I have received a number of emails in response to my recent post on China’s artificial intelligence plan. Many who wrote me seek to reduce China’s plan to the following simple, three step process:
- Catch up in AI by 2020.
- Learn to make some basic products by 2025.
- Lead the world by 2030.
This does not accurately summarize the plan, though it is how much of the English language media describe it. The full PRC AI plan is set out in 35 pages of dense, jargon heavy, Chinese bureaucratic prose. I will be doing a series of blog posts seeking to explain the full plan. My first post, China’s Artificial Intelligence Plan — Stage 1, dealt only with stage one, and as you can see from that post, stage one is not written as “catch up.” Stage one is a full-on plan to continue developing technologies with which Chinese companies are already working. I note also that manufacturing automation robotics is not featured. On the robotics side, the emphasis is on service robots.

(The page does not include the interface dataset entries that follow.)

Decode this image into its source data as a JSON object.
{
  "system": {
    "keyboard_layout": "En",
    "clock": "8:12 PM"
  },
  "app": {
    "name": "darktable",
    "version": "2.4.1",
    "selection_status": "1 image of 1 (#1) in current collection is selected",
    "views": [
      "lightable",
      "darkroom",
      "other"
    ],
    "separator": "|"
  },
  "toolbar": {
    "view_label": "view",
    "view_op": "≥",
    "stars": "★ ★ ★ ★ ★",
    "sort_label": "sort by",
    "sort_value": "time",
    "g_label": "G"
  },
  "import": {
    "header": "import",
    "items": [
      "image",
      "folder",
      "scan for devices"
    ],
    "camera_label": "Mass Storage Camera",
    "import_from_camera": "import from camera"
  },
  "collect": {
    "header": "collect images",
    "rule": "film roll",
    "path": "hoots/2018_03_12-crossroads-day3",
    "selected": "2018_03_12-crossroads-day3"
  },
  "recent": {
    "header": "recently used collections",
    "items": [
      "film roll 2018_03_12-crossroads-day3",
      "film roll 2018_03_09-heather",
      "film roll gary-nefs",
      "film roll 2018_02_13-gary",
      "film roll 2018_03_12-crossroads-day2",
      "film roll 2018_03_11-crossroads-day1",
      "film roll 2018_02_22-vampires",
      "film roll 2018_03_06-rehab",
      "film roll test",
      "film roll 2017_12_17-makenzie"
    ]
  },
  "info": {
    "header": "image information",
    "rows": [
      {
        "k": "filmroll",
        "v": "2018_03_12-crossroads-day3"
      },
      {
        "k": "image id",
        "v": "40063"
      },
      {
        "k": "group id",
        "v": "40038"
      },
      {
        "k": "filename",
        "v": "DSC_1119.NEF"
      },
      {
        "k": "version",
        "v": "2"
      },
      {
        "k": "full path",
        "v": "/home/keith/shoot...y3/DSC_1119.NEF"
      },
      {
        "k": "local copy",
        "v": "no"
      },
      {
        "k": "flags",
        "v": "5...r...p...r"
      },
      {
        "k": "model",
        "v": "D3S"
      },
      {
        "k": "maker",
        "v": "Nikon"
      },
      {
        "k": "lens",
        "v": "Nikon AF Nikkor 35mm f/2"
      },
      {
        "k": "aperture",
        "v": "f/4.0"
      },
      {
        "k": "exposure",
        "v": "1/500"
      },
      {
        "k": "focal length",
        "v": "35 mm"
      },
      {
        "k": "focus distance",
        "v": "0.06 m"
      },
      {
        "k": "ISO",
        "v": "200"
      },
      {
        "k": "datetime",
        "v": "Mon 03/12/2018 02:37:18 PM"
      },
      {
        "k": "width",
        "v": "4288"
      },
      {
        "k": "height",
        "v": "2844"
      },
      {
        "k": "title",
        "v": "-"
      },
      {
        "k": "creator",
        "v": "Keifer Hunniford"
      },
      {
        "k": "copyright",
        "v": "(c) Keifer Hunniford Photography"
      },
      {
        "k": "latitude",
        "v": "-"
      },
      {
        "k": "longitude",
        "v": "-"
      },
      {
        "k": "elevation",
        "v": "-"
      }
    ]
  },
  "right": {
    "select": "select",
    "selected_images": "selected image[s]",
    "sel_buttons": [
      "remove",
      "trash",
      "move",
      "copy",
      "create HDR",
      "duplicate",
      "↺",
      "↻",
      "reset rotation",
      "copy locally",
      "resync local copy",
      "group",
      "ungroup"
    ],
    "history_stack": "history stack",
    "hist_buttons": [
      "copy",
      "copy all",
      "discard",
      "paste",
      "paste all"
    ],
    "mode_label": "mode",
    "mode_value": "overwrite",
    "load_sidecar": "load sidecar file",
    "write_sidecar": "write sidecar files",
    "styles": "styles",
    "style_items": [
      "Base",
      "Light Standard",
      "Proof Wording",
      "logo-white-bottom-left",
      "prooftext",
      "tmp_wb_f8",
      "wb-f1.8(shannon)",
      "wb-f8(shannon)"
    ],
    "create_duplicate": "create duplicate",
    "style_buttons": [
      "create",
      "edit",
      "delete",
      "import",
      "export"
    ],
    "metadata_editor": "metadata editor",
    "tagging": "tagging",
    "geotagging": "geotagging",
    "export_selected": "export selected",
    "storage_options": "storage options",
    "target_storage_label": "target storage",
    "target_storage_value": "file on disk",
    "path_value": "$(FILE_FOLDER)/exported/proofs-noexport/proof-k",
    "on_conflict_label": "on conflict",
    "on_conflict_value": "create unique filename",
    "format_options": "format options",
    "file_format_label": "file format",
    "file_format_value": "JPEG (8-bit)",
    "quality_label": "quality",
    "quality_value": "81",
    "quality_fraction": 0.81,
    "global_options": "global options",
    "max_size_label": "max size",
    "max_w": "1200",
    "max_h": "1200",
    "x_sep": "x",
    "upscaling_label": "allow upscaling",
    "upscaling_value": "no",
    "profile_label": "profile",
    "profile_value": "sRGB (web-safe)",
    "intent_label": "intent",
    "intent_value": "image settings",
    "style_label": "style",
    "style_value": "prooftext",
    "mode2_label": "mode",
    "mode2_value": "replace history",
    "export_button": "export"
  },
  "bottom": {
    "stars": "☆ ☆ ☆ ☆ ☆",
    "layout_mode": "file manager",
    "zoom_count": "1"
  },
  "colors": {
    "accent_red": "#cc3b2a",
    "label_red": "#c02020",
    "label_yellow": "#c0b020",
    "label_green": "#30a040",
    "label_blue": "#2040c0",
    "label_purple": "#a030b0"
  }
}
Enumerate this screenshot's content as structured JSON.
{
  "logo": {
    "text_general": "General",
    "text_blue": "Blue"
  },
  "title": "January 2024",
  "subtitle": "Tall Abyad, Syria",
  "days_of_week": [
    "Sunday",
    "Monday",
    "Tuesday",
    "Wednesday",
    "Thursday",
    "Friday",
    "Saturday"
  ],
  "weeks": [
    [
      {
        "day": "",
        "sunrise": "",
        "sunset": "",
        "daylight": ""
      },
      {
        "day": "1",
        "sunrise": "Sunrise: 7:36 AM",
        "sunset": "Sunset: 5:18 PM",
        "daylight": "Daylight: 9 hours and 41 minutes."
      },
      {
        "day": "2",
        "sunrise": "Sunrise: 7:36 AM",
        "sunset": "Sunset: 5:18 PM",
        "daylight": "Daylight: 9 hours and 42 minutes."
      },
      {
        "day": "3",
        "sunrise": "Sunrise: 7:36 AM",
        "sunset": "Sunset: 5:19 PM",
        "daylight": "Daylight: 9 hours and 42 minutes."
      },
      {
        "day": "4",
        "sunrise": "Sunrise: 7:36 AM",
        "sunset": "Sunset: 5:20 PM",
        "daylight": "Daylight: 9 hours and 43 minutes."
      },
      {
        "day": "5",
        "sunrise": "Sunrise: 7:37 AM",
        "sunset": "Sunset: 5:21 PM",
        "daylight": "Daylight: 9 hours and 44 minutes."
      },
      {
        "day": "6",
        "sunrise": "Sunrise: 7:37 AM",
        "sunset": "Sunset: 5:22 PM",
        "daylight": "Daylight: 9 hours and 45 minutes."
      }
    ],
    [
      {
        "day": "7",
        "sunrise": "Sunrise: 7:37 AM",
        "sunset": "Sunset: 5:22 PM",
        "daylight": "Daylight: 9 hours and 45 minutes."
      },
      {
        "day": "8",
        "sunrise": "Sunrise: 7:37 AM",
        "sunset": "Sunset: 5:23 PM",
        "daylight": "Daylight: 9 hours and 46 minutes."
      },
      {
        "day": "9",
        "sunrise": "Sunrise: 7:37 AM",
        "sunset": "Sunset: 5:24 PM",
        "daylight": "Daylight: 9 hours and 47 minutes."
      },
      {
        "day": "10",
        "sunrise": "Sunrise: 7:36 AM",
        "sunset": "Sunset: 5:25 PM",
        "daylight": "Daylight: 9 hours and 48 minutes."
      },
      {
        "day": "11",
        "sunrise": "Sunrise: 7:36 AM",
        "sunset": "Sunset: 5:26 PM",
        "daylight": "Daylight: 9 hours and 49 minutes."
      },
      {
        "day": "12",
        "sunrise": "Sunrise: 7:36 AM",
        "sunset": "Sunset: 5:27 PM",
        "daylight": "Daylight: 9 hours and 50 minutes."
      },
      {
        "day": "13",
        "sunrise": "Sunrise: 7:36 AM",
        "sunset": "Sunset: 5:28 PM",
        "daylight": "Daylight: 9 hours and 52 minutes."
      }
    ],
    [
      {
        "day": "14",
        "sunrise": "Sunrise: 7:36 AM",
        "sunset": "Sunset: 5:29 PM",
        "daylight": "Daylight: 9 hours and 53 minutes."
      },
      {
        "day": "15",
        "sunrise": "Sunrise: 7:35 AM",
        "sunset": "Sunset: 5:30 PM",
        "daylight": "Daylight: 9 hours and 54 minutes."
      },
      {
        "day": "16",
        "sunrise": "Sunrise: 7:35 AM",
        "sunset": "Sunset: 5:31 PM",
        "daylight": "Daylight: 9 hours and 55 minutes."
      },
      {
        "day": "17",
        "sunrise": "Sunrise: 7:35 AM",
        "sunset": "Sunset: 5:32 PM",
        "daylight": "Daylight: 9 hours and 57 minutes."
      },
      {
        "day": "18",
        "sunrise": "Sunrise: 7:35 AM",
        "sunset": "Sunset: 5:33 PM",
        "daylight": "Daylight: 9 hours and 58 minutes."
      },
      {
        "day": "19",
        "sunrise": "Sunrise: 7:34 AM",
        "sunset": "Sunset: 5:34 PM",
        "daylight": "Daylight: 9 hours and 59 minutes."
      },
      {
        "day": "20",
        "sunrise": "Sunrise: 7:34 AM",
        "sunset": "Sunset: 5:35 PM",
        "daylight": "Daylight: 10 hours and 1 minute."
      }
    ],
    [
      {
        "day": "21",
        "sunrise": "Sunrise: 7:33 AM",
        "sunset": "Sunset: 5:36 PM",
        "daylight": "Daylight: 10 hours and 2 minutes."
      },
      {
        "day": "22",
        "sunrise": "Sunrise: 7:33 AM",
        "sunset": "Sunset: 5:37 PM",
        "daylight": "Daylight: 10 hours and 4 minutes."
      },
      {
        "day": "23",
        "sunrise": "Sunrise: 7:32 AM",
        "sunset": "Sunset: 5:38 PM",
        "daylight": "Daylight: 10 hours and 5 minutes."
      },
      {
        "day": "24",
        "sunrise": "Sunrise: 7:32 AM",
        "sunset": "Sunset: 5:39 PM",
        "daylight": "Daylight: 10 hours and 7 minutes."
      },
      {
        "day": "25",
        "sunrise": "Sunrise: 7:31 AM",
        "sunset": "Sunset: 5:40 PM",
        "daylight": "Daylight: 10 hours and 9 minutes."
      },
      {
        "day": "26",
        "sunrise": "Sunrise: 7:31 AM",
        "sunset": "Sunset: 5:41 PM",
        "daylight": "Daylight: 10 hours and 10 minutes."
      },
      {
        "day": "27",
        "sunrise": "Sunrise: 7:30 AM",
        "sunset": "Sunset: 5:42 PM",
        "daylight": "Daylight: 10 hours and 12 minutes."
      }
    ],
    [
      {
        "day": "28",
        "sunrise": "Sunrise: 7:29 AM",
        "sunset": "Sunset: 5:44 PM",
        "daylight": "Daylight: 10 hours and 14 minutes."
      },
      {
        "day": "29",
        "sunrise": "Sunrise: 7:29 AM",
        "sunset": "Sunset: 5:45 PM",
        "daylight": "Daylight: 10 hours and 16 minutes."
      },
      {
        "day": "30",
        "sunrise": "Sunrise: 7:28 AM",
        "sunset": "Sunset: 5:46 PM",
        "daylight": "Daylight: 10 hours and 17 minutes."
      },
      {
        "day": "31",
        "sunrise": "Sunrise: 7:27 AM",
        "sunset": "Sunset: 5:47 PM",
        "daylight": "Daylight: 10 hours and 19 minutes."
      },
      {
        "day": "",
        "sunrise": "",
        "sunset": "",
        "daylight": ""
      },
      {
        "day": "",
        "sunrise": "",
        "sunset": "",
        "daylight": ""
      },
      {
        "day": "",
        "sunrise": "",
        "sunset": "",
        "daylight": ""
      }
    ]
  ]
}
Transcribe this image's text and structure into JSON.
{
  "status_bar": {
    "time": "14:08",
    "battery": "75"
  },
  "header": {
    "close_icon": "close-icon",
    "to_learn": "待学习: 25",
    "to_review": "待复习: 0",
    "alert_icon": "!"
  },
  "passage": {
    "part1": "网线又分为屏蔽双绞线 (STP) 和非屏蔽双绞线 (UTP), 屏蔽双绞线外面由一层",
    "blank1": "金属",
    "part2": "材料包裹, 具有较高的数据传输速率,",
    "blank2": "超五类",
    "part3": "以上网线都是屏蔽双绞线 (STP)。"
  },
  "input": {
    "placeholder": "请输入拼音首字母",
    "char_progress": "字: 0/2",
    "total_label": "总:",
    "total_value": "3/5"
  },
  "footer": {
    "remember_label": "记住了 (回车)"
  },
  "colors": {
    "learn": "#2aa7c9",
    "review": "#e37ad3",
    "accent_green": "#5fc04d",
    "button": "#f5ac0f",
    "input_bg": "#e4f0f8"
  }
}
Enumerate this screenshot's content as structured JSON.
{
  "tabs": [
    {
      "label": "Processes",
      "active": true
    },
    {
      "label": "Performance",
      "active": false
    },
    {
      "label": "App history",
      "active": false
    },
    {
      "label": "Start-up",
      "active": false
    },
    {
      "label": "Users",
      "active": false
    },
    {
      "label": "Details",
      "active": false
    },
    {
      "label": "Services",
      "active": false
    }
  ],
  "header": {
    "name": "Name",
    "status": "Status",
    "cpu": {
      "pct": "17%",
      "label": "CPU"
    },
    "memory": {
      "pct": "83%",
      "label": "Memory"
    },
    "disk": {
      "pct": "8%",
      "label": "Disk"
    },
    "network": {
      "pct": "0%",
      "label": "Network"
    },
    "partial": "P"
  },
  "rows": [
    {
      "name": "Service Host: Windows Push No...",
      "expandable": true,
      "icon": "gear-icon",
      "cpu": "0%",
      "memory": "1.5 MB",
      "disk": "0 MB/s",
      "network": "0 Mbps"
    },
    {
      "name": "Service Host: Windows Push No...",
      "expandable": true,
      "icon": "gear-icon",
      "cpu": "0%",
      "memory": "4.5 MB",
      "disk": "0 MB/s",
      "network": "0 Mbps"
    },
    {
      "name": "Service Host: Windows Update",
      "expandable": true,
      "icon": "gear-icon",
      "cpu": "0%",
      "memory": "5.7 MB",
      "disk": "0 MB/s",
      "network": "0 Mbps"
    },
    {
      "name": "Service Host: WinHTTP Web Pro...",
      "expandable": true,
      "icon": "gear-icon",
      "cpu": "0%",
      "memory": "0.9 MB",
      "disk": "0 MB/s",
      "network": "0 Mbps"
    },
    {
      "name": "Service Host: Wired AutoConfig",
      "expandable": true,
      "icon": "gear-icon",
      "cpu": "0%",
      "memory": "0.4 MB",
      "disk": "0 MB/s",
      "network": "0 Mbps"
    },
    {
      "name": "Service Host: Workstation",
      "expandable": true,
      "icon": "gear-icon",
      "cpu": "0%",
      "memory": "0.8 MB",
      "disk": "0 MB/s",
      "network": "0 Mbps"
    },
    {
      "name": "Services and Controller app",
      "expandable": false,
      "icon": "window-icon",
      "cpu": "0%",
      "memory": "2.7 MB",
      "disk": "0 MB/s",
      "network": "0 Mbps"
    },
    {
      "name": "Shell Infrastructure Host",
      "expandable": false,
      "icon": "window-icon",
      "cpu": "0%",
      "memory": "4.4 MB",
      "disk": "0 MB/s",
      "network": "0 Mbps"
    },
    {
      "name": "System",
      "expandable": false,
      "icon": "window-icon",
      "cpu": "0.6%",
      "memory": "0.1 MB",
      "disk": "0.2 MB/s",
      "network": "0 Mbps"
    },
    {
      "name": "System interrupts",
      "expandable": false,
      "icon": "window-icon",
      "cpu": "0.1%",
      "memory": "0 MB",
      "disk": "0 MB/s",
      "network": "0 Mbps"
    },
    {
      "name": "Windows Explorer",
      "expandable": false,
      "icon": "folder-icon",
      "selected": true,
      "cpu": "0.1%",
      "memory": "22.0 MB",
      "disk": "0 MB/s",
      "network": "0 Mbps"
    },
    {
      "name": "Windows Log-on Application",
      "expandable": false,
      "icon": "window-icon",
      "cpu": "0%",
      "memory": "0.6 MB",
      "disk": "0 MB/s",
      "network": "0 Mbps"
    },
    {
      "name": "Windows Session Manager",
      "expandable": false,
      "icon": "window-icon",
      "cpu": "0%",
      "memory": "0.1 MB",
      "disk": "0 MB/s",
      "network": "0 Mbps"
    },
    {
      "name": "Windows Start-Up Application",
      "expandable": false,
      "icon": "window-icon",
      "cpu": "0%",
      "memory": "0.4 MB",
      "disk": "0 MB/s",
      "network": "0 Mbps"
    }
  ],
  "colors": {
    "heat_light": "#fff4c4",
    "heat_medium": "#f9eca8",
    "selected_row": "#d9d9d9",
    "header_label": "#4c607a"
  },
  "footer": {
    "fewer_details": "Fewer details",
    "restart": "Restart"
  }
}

Note also that the Chinese companies are already way ahead of this plan. They are not waiting around for guidance from the government on their AI projects; they are moving ahead full speed. In general, Chinese companies are succeeding most with the software/network based applications of AI. This is the focus of the Baidu research center in Silicon Valley. They are not doing as well with mechanical devices such as robotics and smart vehicles and sensor based IoT devices. However, they know that and they are making strong efforts to advances in these areas. We touch on this a bit in China IP Challenges for Automotive Suppliers. One of the areas on which many Chinese companies are focusing is on human/AI interaction and they are having good success with that in the field of medical imaging and diagnosis.
The real question is whether this strategy will work in the AI era In general, Chinese companies are not good at working on their own to appropriate foreign technology. They prefer to enter into a manufacturing
or joint venture arrangement where they convince the foreign entity to teach them how to use the technology. See China Joint Ventures: Keeping Your Friends Close and Your IP Closer.
Then, later, they appropriate the technology and sell the cheaper product back into the same market. This is what Chinese companies did with high speed rail and with the Russian designed fighter jet and this is what they are trying to do it now with commercial aircraft. They will undoubtedly seek to do the same thing with AI and robotics. See China-US Trade Wars and the IP Elephant in the Room.
Will China succeed it purloining AI IP? It depends on a couple of factors. First, if the technology is protected by patent and copyright and trade secrecy, then they cannot sell into the markets where those IP protections exist. This would mean that North America and the EU would be closed to them, at least during the period where the IP protections are in place. Second, can Chinese companies master the technology to point where they can really compete? Normally, the Chinese companies simply clone the product and then seek to compete solely on the basis of price. For some products, this works. For more sophisticated IoT, AI, “smart” products, the success rate of the Chinese companies has been low. How many U.S. consumers get excited about the purchase of a Lenovo computer or a Xiaomi cell phone? How many U.S. customers are interested in buying PRC knock offs of virtual reality headsets? Not many. Price is not the significant issue for these more technically sophisticated products. When Chinese companies cannot compete on price, they traditionally don’t know what to do. There are many programs in place in China focused on changing this “price is the only issue” mindset. So far, progress has been sporadic at best.
However, without regard to whether China can succeed with its AI program, it is clear that appropriating foreign AI technology is the goal of most Chinese companies operating in this sector. For that reason, foreign entities that work with Chinese companies need to be aware of the significant risk and take the necessary steps to protect themselves. There are many ways to do this, using a mix of IP registrations and carefully drafted agreements. See China Contracts: Make Them Enforceable or Don’t Bother
. This is what the China lawyers at my firm
focus on and this is the issue we discuss most often on this blog. So stay tuned.
This article was written by Steve Dickinson
and published on China Law Blog
Original Post: https://www.chinalawblog.com/2018/04/chinas-artificial-intelligence-plan-and-ip-theft.html
View the original article here.